GIVEN ENTRIES ▸
_ _ _ _
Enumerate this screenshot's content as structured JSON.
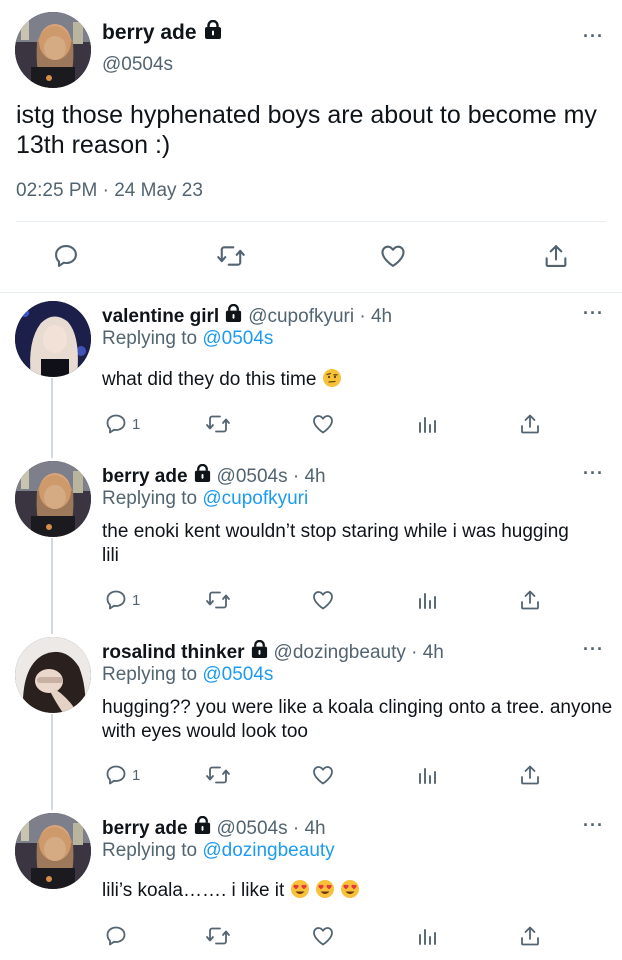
{
  "main_tweet": {
    "name": "berry ade",
    "handle": "@0504s",
    "text": "istg those hyphenated boys are about to become my 13th reason :)",
    "timestamp": "02:25 PM · 24 May 23",
    "more": "···",
    "icons": [
      "reply-icon",
      "retweet-icon",
      "like-icon",
      "share-icon"
    ]
  },
  "replies": [
    {
      "name": "valentine girl",
      "meta": "@cupofkyuri · 4h",
      "replying_prefix": "Replying to ",
      "replying_to": "@0504s",
      "text": "what did they do this time",
      "emoji": "face-with-raised-eyebrow",
      "reply_count": "1",
      "more": "···"
    },
    {
      "name": "berry ade",
      "meta": "@0504s · 4h",
      "replying_prefix": "Replying to ",
      "replying_to": "@cupofkyuri",
      "text": "the enoki kent wouldn’t stop staring while i was hugging lili",
      "reply_count": "1",
      "more": "···"
    },
    {
      "name": "rosalind thinker",
      "meta": "@dozingbeauty · 4h",
      "replying_prefix": "Replying to ",
      "replying_to": "@0504s",
      "text": "hugging?? you were like a koala clinging onto a tree. anyone with eyes would look too",
      "reply_count": "1",
      "more": "···"
    },
    {
      "name": "berry ade",
      "meta": "@0504s · 4h",
      "replying_prefix": "Replying to ",
      "replying_to": "@dozingbeauty",
      "text": "lili’s koala……. i like it",
      "emoji": "heart-eyes x3",
      "reply_count": "",
      "more": "···"
    }
  ],
  "colors": {
    "text": "#0f1419",
    "secondary": "#536471",
    "link": "#1d9bf0",
    "divider": "#e6ecf0"
  }
}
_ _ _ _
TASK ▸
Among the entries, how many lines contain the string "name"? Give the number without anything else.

SOLVED PROBLEM ▸
5